Two days after the Philadelphia Flyers changed some of their assistants, new head coach Alain Vigneault said Wednesday he will make a major modification to Ian Laperriere’s duties.
Laperriere, a popular assistant, will no longer handle the penalty-killing duties and will no longer be behind the bench. He will handle pre-scouting duties for the next opponent and will also make observations as the Flyers’ “eye in the sky” from the press box.
The Flyers’ penalty kill struggled mightily during most of Laperriere’s six seasons, though it did make major strides last season after Scott Gordon was named the interim coach Dec. 17. The PK was seventh in the NHL in Laperriere’s first season, but was mediocre — or awful — in subsequent years.
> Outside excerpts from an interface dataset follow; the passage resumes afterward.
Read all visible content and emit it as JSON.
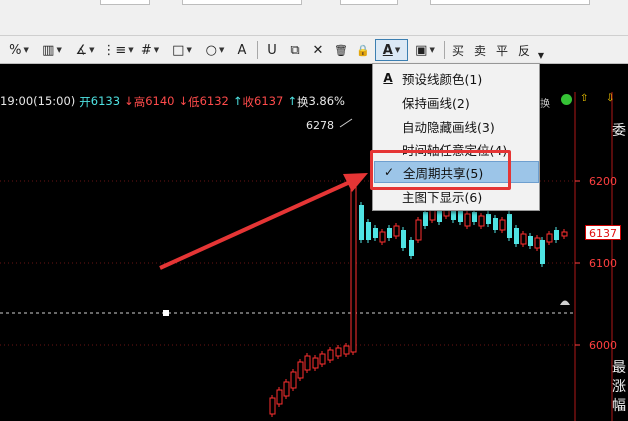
{
  "toolbar": {
    "items": [
      {
        "icon": "percent-icon",
        "glyph": "%"
      },
      {
        "icon": "bar-grid-icon",
        "glyph": "▥"
      },
      {
        "icon": "angle-icon",
        "glyph": "∡"
      },
      {
        "icon": "bracket-lines-icon",
        "glyph": "⋮≡"
      },
      {
        "icon": "hash-icon",
        "glyph": "#"
      },
      {
        "icon": "rectangle-icon",
        "glyph": "□"
      },
      {
        "icon": "circle-icon",
        "glyph": "○"
      },
      {
        "icon": "text-icon",
        "glyph": "A"
      },
      {
        "icon": "magnet-icon",
        "glyph": "U"
      },
      {
        "icon": "copy-icon",
        "glyph": "⧉"
      },
      {
        "icon": "delete-icon",
        "glyph": "✕"
      },
      {
        "icon": "trash-icon",
        "glyph": "🗑"
      },
      {
        "icon": "lock-icon",
        "glyph": "🔒"
      },
      {
        "icon": "line-color-icon",
        "glyph": "A"
      },
      {
        "icon": "save-icon",
        "glyph": "▣"
      }
    ],
    "buy_label": "买",
    "sell_label": "卖",
    "flat_label": "平",
    "reverse_label": "反"
  },
  "quote": {
    "time": "19:00(15:00)",
    "open_label": "开",
    "open": "6133",
    "high_label": "高",
    "high": "6140",
    "low_label": "低",
    "low": "6132",
    "close_label": "收",
    "close": "6137",
    "turnover_label": "换",
    "turnover": "3.86%"
  },
  "chart": {
    "max_label": "6278",
    "last_price": "6137",
    "y_ticks": [
      "6200",
      "6100",
      "6000"
    ],
    "right_edge_chars": [
      "委",
      "最",
      "涨",
      "幅"
    ]
  },
  "menu": {
    "items": [
      {
        "label": "预设线颜色(1)",
        "icon": "line-color-icon",
        "selected": false
      },
      {
        "label": "保持画线(2)",
        "icon": "",
        "selected": false
      },
      {
        "label": "自动隐藏画线(3)",
        "icon": "",
        "selected": false
      },
      {
        "label": "时间轴任意定位(4)",
        "icon": "",
        "selected": false
      },
      {
        "label": "全周期共享(5)",
        "icon": "check-icon",
        "selected": true
      },
      {
        "label": "主图下显示(6)",
        "icon": "",
        "selected": false
      }
    ]
  },
  "colors": {
    "up": "#ff3030",
    "down": "#4fe3e3",
    "annotation": "#e53535",
    "menu_selected": "#9cc5e8"
  }
}
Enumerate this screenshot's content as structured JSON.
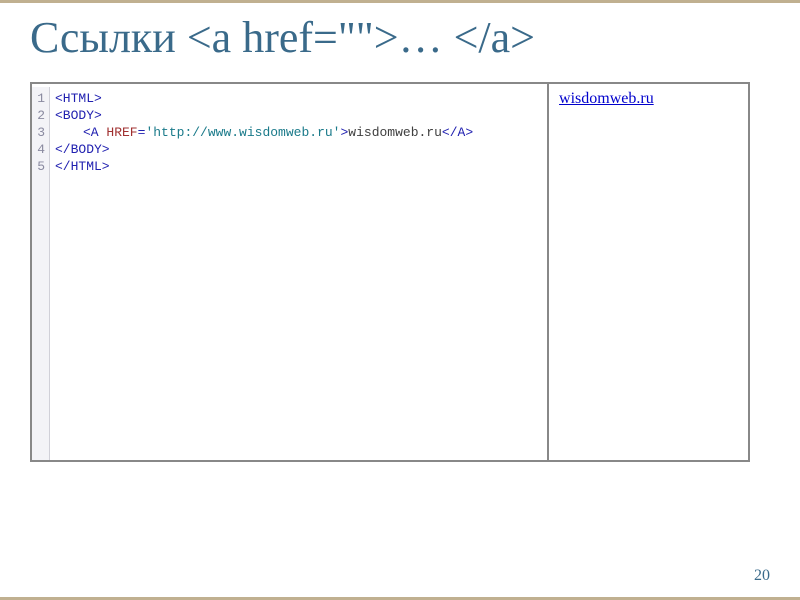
{
  "slide": {
    "title": "Ссылки <a href=\"\">… </a>",
    "page_number": "20"
  },
  "code": {
    "lines_count": 5,
    "line1_tag": "<html>",
    "line2_tag": "<body>",
    "line3_open_a": "<a ",
    "line3_attr": "href",
    "line3_eq": "=",
    "line3_val": "'http://www.wisdomweb.ru'",
    "line3_close": ">",
    "line3_text": "wisdomweb.ru",
    "line3_close_a": "</a>",
    "line4_tag": "</body>",
    "line5_tag": "</html>"
  },
  "preview": {
    "link_text": "wisdomweb.ru"
  },
  "gutter": {
    "n1": "1",
    "n2": "2",
    "n3": "3",
    "n4": "4",
    "n5": "5"
  }
}
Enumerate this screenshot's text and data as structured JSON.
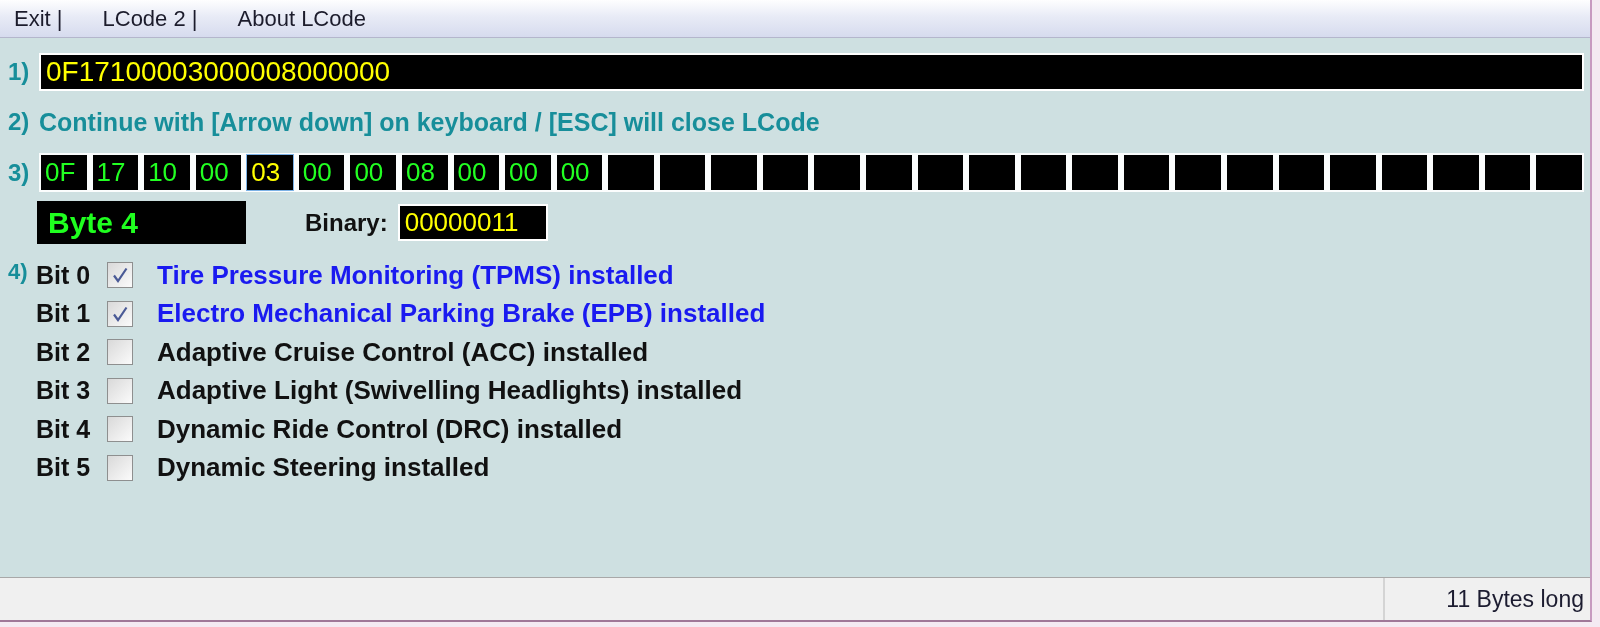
{
  "menu_bar": {
    "items": [
      "Exit |",
      "LCode 2 |",
      "About LCode"
    ]
  },
  "coding": {
    "number": "1)",
    "value": "0F17100003000008000000"
  },
  "instruction": {
    "number": "2)",
    "text": "Continue with [Arrow down] on keyboard / [ESC] will close LCode"
  },
  "bytes": {
    "number": "3)",
    "slots": [
      {
        "value": "0F",
        "selected": false
      },
      {
        "value": "17",
        "selected": false
      },
      {
        "value": "10",
        "selected": false
      },
      {
        "value": "00",
        "selected": false
      },
      {
        "value": "03",
        "selected": true
      },
      {
        "value": "00",
        "selected": false
      },
      {
        "value": "00",
        "selected": false
      },
      {
        "value": "08",
        "selected": false
      },
      {
        "value": "00",
        "selected": false
      },
      {
        "value": "00",
        "selected": false
      },
      {
        "value": "00",
        "selected": false
      },
      {
        "selected": false
      },
      {
        "selected": false
      },
      {
        "selected": false
      },
      {
        "selected": false
      },
      {
        "selected": false
      },
      {
        "selected": false
      },
      {
        "selected": false
      },
      {
        "selected": false
      },
      {
        "selected": false
      },
      {
        "selected": false
      },
      {
        "selected": false
      },
      {
        "selected": false
      },
      {
        "selected": false
      },
      {
        "selected": false
      },
      {
        "selected": false
      },
      {
        "selected": false
      },
      {
        "selected": false
      },
      {
        "selected": false
      },
      {
        "selected": false
      }
    ]
  },
  "byte_info": {
    "byte": "Byte 4",
    "binary_label": "Binary:",
    "binary": "00000011"
  },
  "bits": {
    "number": "4)",
    "items": [
      {
        "bit": "Bit 0",
        "checked": true,
        "label": "Tire Pressure Monitoring (TPMS) installed"
      },
      {
        "bit": "Bit 1",
        "checked": true,
        "label": "Electro Mechanical Parking Brake (EPB) installed"
      },
      {
        "bit": "Bit 2",
        "checked": false,
        "label": "Adaptive Cruise Control (ACC) installed"
      },
      {
        "bit": "Bit 3",
        "checked": false,
        "label": "Adaptive Light (Swivelling Headlights) installed"
      },
      {
        "bit": "Bit 4",
        "checked": false,
        "label": "Dynamic Ride Control (DRC) installed"
      },
      {
        "bit": "Bit 5",
        "checked": false,
        "label": "Dynamic Steering installed"
      }
    ]
  },
  "status_bar": {
    "text": "11 Bytes long"
  }
}
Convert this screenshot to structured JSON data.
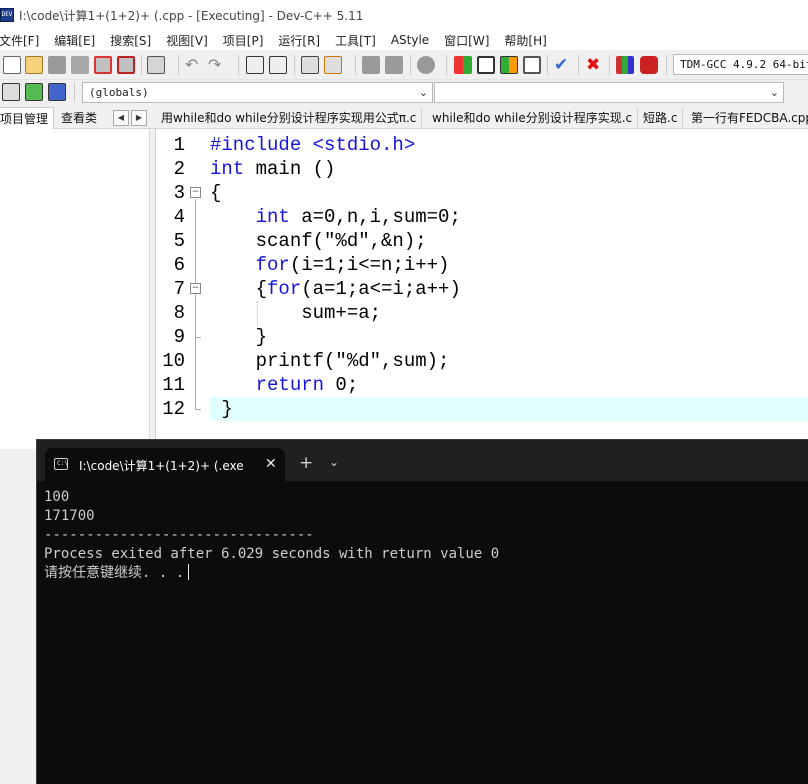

Mike Yeo, the former head coach with Minnesota and St. Louis who was named a Flyers assistant Monday, will be in charge of the defense and the penalty kill, Vigneault announced in a conference call with reporters from Vienna, where he directed Team Canada to a 7-5 pre-tournament win Tuesday over Austria, a tuneup to the IIHF World Championships.
Vigneault also revealed that Michel Therrien, a former head coach with Montreal and Pittsburgh, will handle the power play and help the head coach in instructing the forwards. Therrien, named an assistant Monday, replaced Kris Knoblauch, whose contract was not renewed.
Under Knoblauch, the Flyers’ power play, despite an abundance of talent, finished tied for 22nd in the NHL with a 17.1 percent success rate last season.
Vigneault said he and general manager Chuck Fletcher jointly hired the assistants. He does not feel threatened having two former head coaches on his staff.
“I’ve always thought that the best way for me to do my job is to have the best possible people surrounding me and helping me and the organization,” he said. “I’ve known Michel for a long time, and I know the type of hockey person he is, and I know the type of person he is and what he can bring.”
Vigneault said he knew Yeo from coaching against him “and Chuck Fletcher had a real good relationship with him, so I felt real strongly about what he can bring to our coaching group. I talked it over about both of them with Chuck.”
Fletcher, the former Minnesota GM, once hired Yeo as the Wild’s head coach.
The Flyers’ penalty-kill struggles under Laperriere did not factor in his change in duties, Vigneault said.
“Not at all. This is about me bringing in people who bring different characteristics, different qualities to the Flyers,” Vigneault said. “I’ve got a lot of faith in Ian Laperriere. I had a good talk with him, and I know what he can bring to the Flyers. He’s a true Flyer. He wants to be here. He wants to help the team in any way he can, and after thinking it through and talking with Chuck, I felt we needed an eye in the sky who was relating what he was seeing to one of the coaches [Therrien]. And I needed somebody who could help us out with our advance scouting, and that’s going to be Ian.”
Added Vigneault: “I’ve always been a believer that the coach that is running the defense should be running the penalty kill, also. And the coach who is doing the power play is always a little bit closer with the forwards.”
Vigneault said one of the assistants’ jobs will entail being a sounding board for the players.
“Part of being an assistant, obviously, is being closer with the players,” he said. “You have to have an open mind about hearing their concerns sometimes, and they bring certain situations to me — and my job as the head coach is to handle the different situations.”
Vigneault said there will be some adjustments in the way the power play and penalty kill will be run. ... Team Canada starts Friday against Finland in Slovakia, and Pittsburgh’s Matt Murray will be the starting goalie. The team could play as many as 10 games in 17 days, so Vigneault said he will “definitely use two goaltenders” and that the Flyers’ Carter Hart will probably get some time. ... Sean Couturier, who had a goal in Canada’s pre-tournament win over Austria, is the other Flyer on the team.